all these give additional practice in expressing ideas in English and ‘loosening the tongue’. second. sometimes on a specific structure or lexical set they have recently studied. even when the main focus is on another skill. and why. give students ample opportunity to discuss ideas amongst themselves. give students plenty of practice in speaking about themselves. to small groups or pairs. finally. They know you are listening!  Focus your feedback on different things. Preparing Students for IELTS Speaking        Make sure students are aware of the different sections of the test and the assessment criteria.  Be aware yourself of how much and how often your students are speaking to each other in the classroom outside specific speaking activities. Where appropriate. To practice Part 3. reviewing and praising progress in subsequent weeks. as well as setting new targets. as you walk around the supermarket. .telling yourself what you need. so you can note things down.

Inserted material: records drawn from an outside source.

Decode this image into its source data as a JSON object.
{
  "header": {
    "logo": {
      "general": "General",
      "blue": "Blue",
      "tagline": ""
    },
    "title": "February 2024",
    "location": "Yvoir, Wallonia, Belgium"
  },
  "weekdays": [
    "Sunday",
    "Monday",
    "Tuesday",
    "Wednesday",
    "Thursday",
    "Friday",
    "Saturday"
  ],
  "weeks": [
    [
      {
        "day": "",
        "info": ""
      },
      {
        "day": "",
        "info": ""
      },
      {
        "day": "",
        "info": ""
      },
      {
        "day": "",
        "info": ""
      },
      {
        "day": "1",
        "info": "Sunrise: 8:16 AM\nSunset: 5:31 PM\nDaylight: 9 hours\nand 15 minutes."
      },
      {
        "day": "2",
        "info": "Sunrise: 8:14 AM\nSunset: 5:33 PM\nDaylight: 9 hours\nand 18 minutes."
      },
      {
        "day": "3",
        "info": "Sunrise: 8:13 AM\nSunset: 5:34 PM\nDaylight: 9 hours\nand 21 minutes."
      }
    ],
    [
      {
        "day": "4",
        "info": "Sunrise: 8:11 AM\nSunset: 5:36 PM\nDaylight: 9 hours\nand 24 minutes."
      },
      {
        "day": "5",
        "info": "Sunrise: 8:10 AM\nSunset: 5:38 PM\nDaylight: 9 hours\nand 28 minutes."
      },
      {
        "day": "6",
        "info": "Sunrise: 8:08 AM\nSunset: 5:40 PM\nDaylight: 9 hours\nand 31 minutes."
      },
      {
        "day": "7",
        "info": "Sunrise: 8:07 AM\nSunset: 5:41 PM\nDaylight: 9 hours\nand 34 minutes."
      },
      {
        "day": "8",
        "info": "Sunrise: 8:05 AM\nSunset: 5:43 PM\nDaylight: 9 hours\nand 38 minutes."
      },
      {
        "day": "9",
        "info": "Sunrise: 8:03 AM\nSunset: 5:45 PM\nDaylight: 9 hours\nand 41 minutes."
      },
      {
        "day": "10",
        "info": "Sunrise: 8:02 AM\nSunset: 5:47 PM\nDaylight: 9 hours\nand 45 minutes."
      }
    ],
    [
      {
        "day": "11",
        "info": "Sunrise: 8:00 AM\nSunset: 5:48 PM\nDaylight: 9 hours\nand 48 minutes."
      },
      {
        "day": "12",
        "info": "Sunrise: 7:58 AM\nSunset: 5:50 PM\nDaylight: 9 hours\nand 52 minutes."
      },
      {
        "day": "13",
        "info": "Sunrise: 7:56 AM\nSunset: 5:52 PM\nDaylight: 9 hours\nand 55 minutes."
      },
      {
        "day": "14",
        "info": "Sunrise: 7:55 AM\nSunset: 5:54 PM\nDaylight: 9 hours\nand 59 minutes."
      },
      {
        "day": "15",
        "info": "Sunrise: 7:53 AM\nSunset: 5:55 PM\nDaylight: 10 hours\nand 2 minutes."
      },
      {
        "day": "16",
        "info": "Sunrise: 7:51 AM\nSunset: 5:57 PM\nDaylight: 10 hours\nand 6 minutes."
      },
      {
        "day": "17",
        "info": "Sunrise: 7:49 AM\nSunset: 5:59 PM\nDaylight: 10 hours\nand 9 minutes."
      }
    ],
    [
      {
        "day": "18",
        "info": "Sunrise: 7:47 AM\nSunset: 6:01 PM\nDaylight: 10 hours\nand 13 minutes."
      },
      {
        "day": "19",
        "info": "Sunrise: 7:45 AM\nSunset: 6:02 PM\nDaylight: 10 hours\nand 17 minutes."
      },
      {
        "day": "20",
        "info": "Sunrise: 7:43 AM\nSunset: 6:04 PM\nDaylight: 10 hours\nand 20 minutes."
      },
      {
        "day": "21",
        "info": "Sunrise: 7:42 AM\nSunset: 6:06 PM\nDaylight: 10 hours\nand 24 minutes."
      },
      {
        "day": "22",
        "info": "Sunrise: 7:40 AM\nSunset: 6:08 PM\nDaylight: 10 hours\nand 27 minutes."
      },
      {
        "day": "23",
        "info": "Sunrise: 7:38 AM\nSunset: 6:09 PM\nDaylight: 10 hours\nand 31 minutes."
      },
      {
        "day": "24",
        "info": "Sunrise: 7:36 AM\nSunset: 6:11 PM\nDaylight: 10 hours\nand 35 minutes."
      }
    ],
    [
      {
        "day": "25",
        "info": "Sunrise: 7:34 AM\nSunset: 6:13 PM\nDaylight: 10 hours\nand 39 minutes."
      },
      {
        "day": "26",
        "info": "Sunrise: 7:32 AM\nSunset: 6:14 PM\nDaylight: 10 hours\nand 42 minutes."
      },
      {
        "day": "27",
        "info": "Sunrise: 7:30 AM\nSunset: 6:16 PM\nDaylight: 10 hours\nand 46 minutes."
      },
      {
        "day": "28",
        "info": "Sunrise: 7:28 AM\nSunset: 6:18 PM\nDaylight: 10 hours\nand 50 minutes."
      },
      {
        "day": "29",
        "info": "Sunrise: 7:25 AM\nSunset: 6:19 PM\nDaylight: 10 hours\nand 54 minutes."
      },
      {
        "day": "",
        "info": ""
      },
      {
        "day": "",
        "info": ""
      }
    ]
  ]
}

Sometimes this should be on the IELTS Speaking assessment criteria. Try not to write when your students are looking at you – it will put them off and they will start to focus more on your pen than on what they are talking about. or to individuals. get your students to correct themselves or each other too. where you can discuss strengths and weaknesses more discreetly. train students to respond quickly and fully to a variety of written tasks. Don’t always give all the corrections yourself. train students to think about and organize what they are going to say in 1 minute. give students practice in talking about a wide range of topics. For Part 2. For Part 2. Giving Feedback    Give feedback of some kind every time students do a speaking activity. and set objectives for the student to work on.   Don't overcorrect. For Parts 2 and 3. Always have paper and pen in hand when monitoring. give feedback or pick up on any good or weak aspects you notice. Make two columns.  Discourage students from giving one word answers unless it is appropriate. Organize weekly individual tutorials. Writing them on the board or on sheets of paper is effective.  Make sure the students are clear about the corrections. as well as what they are getting wrong. Feedback should be positive as well as negative – tell your students what they do well. one for things your students are doing well and the other for mistakes. etc.) and train them to keep their ideas going by asking themselves question words: Why? When? How? etc. they won't mind where you are in the room. and sometimes you can just focus in general on how they perform. Vary how you give feedback: to the whole class. For Parts 2 and 3. For Part 1. And don't feel you always have to be up close to monitor – once your students know that you are going to give feedback. encourage students to use discourse markers (first.